Jamie Hwang for the American Bar Association Journal
When children get sick from poor living conditions inside their rundown apartments, they miss school. And when 95 percent of students of one school live in the same apartment complex—where evictions are routine and black mold is rampant—classrooms are often left empty.
Type the phrase “aging in place” into a Google search, and you’ll likely see pictures of wheelchairs fitting comfortably through home doorways, bathtubs and showers with zero-step entrances, and open floorplans to facilitate seamless movement from room to room.
Brett Theodos and Brady Meixell for the Urban Institute
Local officials, impact investors, and philanthropy have important roles to play in helping communities access Opportunity Zone financing that benefits current residents, especially those with low or moderate incomes.
During CLPHA’s Education Working Group Webinar on addressing school attendance at PHAs, representatives from the King County Housing Authority and the national nonprofit Attendance Works presented on tools for addressing chronic absenteeism, as well as strategies for fostering a culture of attendanc
Heather Schwartz, Susan Burkhauser, Beth Ann Griffin, David Kennedy, Harold Green Jr., Alene Kennedy-Hendricks, and Craig Pollack for Housing Policy Debate, How Housing Matters

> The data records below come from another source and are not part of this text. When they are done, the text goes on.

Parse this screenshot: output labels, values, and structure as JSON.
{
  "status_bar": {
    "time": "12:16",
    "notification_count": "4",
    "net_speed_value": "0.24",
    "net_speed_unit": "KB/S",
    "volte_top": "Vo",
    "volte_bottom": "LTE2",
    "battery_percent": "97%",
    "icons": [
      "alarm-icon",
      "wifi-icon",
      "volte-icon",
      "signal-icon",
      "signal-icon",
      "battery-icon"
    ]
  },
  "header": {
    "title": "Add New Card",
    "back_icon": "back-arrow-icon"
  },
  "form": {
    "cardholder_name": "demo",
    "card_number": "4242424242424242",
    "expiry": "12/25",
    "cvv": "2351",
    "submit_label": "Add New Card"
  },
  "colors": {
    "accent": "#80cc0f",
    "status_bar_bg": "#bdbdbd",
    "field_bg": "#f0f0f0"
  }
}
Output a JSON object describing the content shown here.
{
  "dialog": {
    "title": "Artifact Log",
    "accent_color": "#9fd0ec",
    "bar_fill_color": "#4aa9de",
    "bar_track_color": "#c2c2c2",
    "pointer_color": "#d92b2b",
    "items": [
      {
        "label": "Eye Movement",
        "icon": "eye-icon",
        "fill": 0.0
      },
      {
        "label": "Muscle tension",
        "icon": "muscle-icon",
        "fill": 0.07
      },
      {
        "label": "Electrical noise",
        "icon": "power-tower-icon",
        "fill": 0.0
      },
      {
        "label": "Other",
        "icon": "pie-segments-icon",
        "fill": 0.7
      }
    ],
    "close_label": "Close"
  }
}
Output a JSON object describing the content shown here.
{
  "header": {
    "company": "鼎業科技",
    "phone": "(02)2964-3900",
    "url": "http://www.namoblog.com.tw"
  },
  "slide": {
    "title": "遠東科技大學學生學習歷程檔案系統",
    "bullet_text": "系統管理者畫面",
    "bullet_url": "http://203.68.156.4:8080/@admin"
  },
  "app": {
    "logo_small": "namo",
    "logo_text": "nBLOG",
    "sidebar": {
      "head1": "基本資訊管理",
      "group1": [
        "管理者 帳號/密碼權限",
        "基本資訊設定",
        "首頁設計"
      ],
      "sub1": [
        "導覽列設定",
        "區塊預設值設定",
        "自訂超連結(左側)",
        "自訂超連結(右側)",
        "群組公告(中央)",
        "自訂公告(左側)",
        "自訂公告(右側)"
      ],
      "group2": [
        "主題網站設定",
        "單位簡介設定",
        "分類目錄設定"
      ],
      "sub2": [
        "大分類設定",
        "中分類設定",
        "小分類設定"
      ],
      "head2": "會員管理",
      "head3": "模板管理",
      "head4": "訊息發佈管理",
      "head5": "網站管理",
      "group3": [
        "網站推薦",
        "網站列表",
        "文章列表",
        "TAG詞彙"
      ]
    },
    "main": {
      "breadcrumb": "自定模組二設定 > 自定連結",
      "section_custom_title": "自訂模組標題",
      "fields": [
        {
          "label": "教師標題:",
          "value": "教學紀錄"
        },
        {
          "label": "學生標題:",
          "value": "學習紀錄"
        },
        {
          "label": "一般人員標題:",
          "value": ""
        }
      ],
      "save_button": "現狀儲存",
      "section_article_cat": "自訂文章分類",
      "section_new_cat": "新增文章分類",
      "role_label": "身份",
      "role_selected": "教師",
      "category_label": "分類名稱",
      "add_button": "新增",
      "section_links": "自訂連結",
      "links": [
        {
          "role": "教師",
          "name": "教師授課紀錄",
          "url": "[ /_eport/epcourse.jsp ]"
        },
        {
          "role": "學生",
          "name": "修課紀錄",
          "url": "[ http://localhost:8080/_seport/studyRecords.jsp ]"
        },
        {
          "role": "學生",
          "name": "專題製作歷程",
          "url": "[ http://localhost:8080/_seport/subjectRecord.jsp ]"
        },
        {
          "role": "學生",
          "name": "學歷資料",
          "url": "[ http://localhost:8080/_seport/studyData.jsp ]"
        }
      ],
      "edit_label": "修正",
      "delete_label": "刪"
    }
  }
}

Research suggests that living in concentrated poverty is harmful to health, well-being, and economic mobility. Inclusionary zoning can break up poverty density by imposing legal requirements to create affordable housing across neighborhoods.